> _WORK TO BE COMPLETED_:
All entries below are to be returned exactly, with pictures left out.

Records excerpted from a collection
════════════════

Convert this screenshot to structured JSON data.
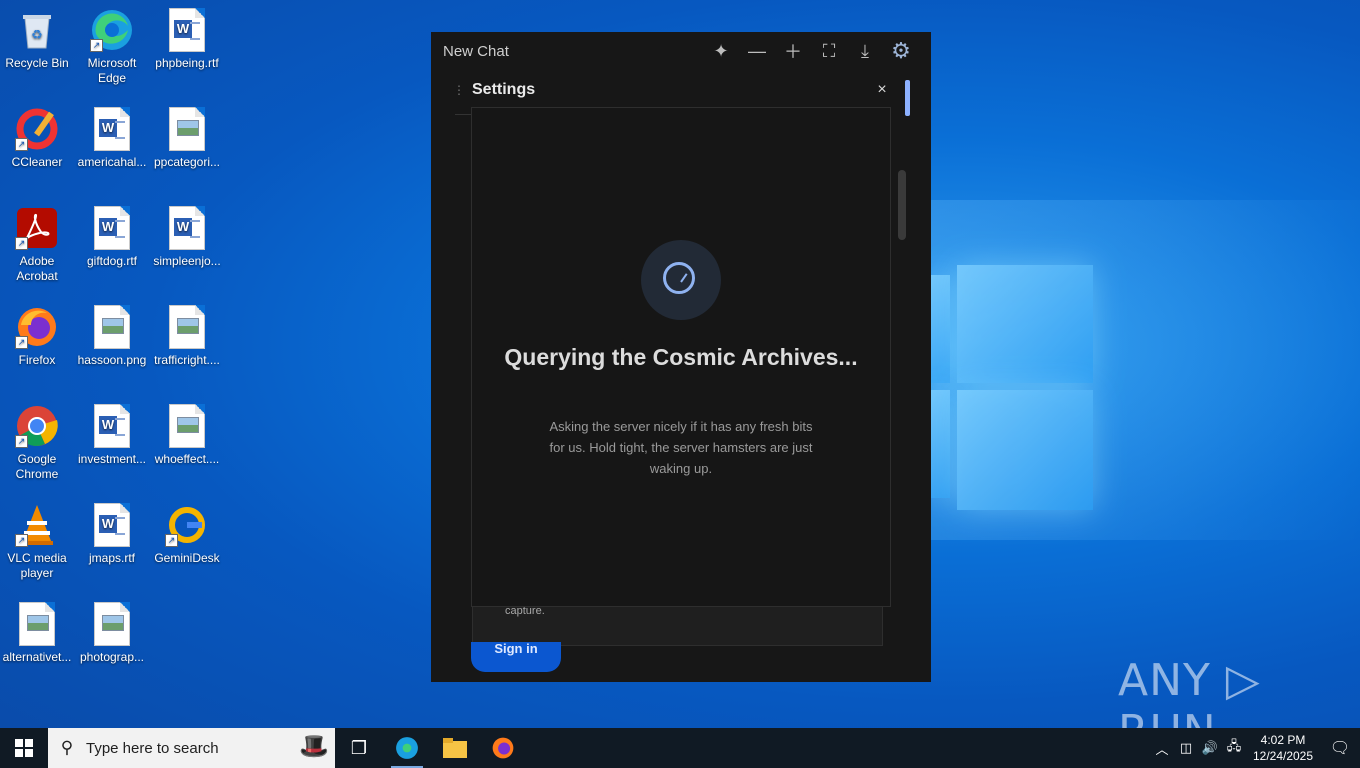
{
  "desktop": {
    "icons": [
      {
        "label": "Recycle Bin",
        "icon": "recycle-bin-icon"
      },
      {
        "label": "Microsoft Edge",
        "icon": "edge-icon"
      },
      {
        "label": "phpbeing.rtf",
        "icon": "word-doc-icon"
      },
      {
        "label": "CCleaner",
        "icon": "ccleaner-icon"
      },
      {
        "label": "americahal...",
        "icon": "word-doc-icon"
      },
      {
        "label": "ppcategori...",
        "icon": "image-file-icon"
      },
      {
        "label": "Adobe Acrobat",
        "icon": "acrobat-icon"
      },
      {
        "label": "giftdog.rtf",
        "icon": "word-doc-icon"
      },
      {
        "label": "simpleenjo...",
        "icon": "word-doc-icon"
      },
      {
        "label": "Firefox",
        "icon": "firefox-icon"
      },
      {
        "label": "hassoon.png",
        "icon": "image-file-icon"
      },
      {
        "label": "trafficright....",
        "icon": "image-file-icon"
      },
      {
        "label": "Google Chrome",
        "icon": "chrome-icon"
      },
      {
        "label": "investment...",
        "icon": "word-doc-icon"
      },
      {
        "label": "whoeffect....",
        "icon": "image-file-icon"
      },
      {
        "label": "VLC media player",
        "icon": "vlc-icon"
      },
      {
        "label": "jmaps.rtf",
        "icon": "word-doc-icon"
      },
      {
        "label": "GeminiDesk",
        "icon": "geminidesk-icon"
      },
      {
        "label": "alternativet...",
        "icon": "image-file-icon"
      },
      {
        "label": "photograp...",
        "icon": "image-file-icon"
      }
    ]
  },
  "app": {
    "title": "New Chat",
    "settings_title": "Settings",
    "close_symbol": "×",
    "loading_title": "Querying the Cosmic Archives...",
    "loading_body": "Asking the server nicely if it has any fresh bits for us. Hold tight, the server hamsters are just waking up.",
    "behind_text": "capture.",
    "signin_label": "Sign in"
  },
  "watermark": "ANY ▷ RUN",
  "taskbar": {
    "search_placeholder": "Type here to search",
    "time": "4:02 PM",
    "date": "12/24/2025"
  }
}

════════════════

> _FINISHED EXERCISE_:
Convert this screenshot to structured JSON data.
{
  "desktop": {
    "icons": [
      {
        "label": "Recycle Bin",
        "icon": "recycle-bin-icon"
      },
      {
        "label": "Microsoft Edge",
        "icon": "edge-icon"
      },
      {
        "label": "phpbeing.rtf",
        "icon": "word-doc-icon"
      },
      {
        "label": "CCleaner",
        "icon": "ccleaner-icon"
      },
      {
        "label": "americahal...",
        "icon": "word-doc-icon"
      },
      {
        "label": "ppcategori...",
        "icon": "image-file-icon"
      },
      {
        "label": "Adobe Acrobat",
        "icon": "acrobat-icon"
      },
      {
        "label": "giftdog.rtf",
        "icon": "word-doc-icon"
      },
      {
        "label": "simpleenjo...",
        "icon": "word-doc-icon"
      },
      {
        "label": "Firefox",
        "icon": "firefox-icon"
      },
      {
        "label": "hassoon.png",
        "icon": "image-file-icon"
      },
      {
        "label": "trafficright....",
        "icon": "image-file-icon"
      },
      {
        "label": "Google Chrome",
        "icon": "chrome-icon"
      },
      {
        "label": "investment...",
        "icon": "word-doc-icon"
      },
      {
        "label": "whoeffect....",
        "icon": "image-file-icon"
      },
      {
        "label": "VLC media player",
        "icon": "vlc-icon"
      },
      {
        "label": "jmaps.rtf",
        "icon": "word-doc-icon"
      },
      {
        "label": "GeminiDesk",
        "icon": "geminidesk-icon"
      },
      {
        "label": "alternativet...",
        "icon": "image-file-icon"
      },
      {
        "label": "photograp...",
        "icon": "image-file-icon"
      }
    ]
  },
  "app": {
    "title": "New Chat",
    "settings_title": "Settings",
    "close_symbol": "×",
    "loading_title": "Querying the Cosmic Archives...",
    "loading_body": "Asking the server nicely if it has any fresh bits for us. Hold tight, the server hamsters are just waking up.",
    "behind_text": "capture.",
    "signin_label": "Sign in"
  },
  "watermark": "ANY ▷ RUN",
  "taskbar": {
    "search_placeholder": "Type here to search",
    "time": "4:02 PM",
    "date": "12/24/2025"
  }
}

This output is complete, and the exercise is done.